One of the more positive outcomes of the pandemic is having more time to be creative. I marvel at the families who are converting boredom into creativity and posting art, games, and dances on social media.
I love the art people have created in response to the Between Art and Quarantine.challenge, begun last March, for everyone at home who needs relief. Make some homemade art following three rules:
1. Choose artwork
2. Use 3 household items
3. No photoshop
It was started by the Rijksmuseum in Amsterdam, and the Getty Museum stepped up to create a similar challenge. I am amazed by the creative genius of “regular” people, in their response to the challenge. It just goes to show that we are all creative if we give it a chance.
Keys to enhancing your creativity
Psychologist and author Mihalyi Csikszentmihalyi, says people focus their life activities by responding to two powerful motivations.
One is the ability to enjoy being creative for the sake of exploration and invention which has over generations enhanced human society’s ability to survive in an unpredictable world.
The other is to derive pleasure from comfort and relaxation which allows us to rejuvenate ourselves and to recover our energy to maintain overall health and well-being.

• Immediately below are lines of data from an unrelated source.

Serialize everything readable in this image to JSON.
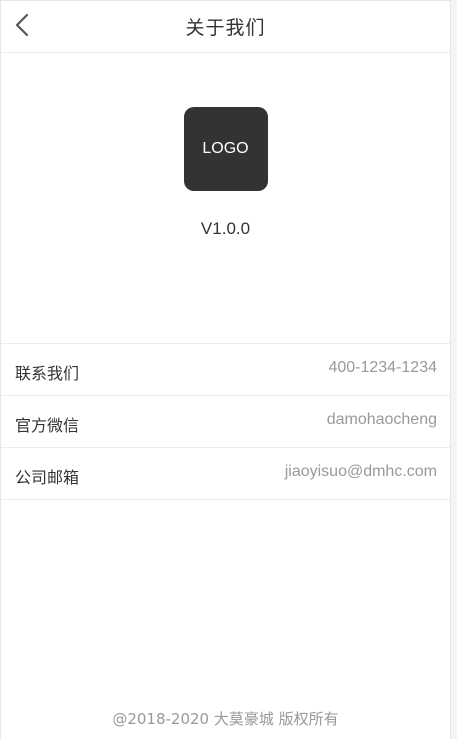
{
  "header": {
    "title": "关于我们",
    "back_icon": "chevron-left-icon"
  },
  "app": {
    "logo_text": "LOGO",
    "version": "V1.0.0"
  },
  "contacts": [
    {
      "label": "联系我们",
      "value": "400-1234-1234"
    },
    {
      "label": "官方微信",
      "value": "damohaocheng"
    },
    {
      "label": "公司邮箱",
      "value": "jiaoyisuo@dmhc.com"
    }
  ],
  "footer": {
    "copyright": "@2018-2020 大莫豪城 版权所有"
  },
  "colors": {
    "logo_background": "#333333",
    "text_primary": "#333333",
    "text_secondary": "#999999",
    "divider": "#ededed"
  }
}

A balance of these two motivations can lead to enhanced creativity.
Csikszentmihalyi offers suggestions for enhancing creativity:

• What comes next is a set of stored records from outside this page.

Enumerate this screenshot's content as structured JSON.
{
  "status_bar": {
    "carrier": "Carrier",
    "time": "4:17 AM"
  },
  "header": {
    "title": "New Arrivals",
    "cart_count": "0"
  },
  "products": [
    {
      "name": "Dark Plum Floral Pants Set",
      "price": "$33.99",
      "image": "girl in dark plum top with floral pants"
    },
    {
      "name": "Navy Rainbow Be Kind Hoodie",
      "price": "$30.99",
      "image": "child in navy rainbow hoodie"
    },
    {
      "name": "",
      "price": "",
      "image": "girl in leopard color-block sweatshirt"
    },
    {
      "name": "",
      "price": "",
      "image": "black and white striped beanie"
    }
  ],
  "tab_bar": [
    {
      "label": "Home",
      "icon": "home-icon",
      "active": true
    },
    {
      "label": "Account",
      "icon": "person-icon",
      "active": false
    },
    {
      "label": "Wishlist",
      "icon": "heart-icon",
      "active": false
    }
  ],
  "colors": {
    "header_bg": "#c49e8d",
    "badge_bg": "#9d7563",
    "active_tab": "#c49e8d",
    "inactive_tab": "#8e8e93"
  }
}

- Try to be surprised by something every day.
- When something strikes a spark of interest, follow it.
- Recognize that if you do anything well it becomes enjoyable.

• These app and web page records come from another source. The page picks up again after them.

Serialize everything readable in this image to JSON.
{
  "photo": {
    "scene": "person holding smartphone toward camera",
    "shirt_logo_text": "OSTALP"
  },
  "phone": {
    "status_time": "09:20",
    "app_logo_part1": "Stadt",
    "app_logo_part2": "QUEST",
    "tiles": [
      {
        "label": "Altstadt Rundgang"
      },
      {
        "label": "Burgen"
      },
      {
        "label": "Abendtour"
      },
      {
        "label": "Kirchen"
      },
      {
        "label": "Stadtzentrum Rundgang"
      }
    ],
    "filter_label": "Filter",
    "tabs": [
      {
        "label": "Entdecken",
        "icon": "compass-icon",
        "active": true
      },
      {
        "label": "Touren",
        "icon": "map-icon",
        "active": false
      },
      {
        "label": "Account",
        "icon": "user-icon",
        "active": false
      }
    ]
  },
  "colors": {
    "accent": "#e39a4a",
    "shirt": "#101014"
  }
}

- To keep enjoying something, increase its complexity.
- Make time for reflection and relaxation.
- Look at problems from as many viewpoints as possible.
- Produce as many ideas as possible.
- Try to produce unlikely ideas.
Engaging in an enjoyable creative activity just once a day can lead to a more positive state of mind and an enhanced state of well-being, according to a study published in the Journal of Positive Psychology. The effects of this activity will permeate other aspects of your life. The key is to be creative and make the activity enjoyable.
Happiness and creativity go hand in hand
These are some of the ways I am taking care of my well-being and cultivating my creativity during the COVID-19 Pandemic which might inspire you to adopt or adapt in your life.
- I take time for yoga and being in silence every morning, followed by coffee, and reading articles online that interest me
- I join several communities every week on Zoom to learn new things and to connect with people far and wide
- I listen to inspiring talks of a spiritual nature every week and sketch the essence of what I am feeling/sensing about the talk.
- I am keeping a visual pandemic journal and posting some of my images on Instagram.
- I de-stress and relax by hiking and biking
- I have answered the call deeply embedded in my homo-sapien brain to bake bread and I am starting to get good at it
- I recognize that the future is virtual and I am preparing myself by learning as much as possible and creating new ways to be of service and offer value. Some of this learning happens through experimentation within a community of practice.
We are living in a chaotic and confusing time, but within chaos lies the seeds of creative potential. Use this time for creative renewal and experimentation. Attend to your emotions and bring them into balance.
When you are in a quiet and peaceful state your intuition can guide you on what you need to focus on during this time of great upheaval, and where to place your energy and resources. When making a decision, ask yourself if you are coming from a place of love or fear. Love will always lead you to choices and decisions that are best for everyone concerned.
 Forgas, Joseph P. The upside of feeling down: the benefits of negative mood for social cognition and social behaviour, Sydney Symposium of Social Psychology, 2011: social thinking and interpersonal behaviour
 Tamlin S. Conner, Colin G. DeYoung & Paul J. Silvia. Everyday creative activity as a path to flourishing Journal of Positive Psychology 2016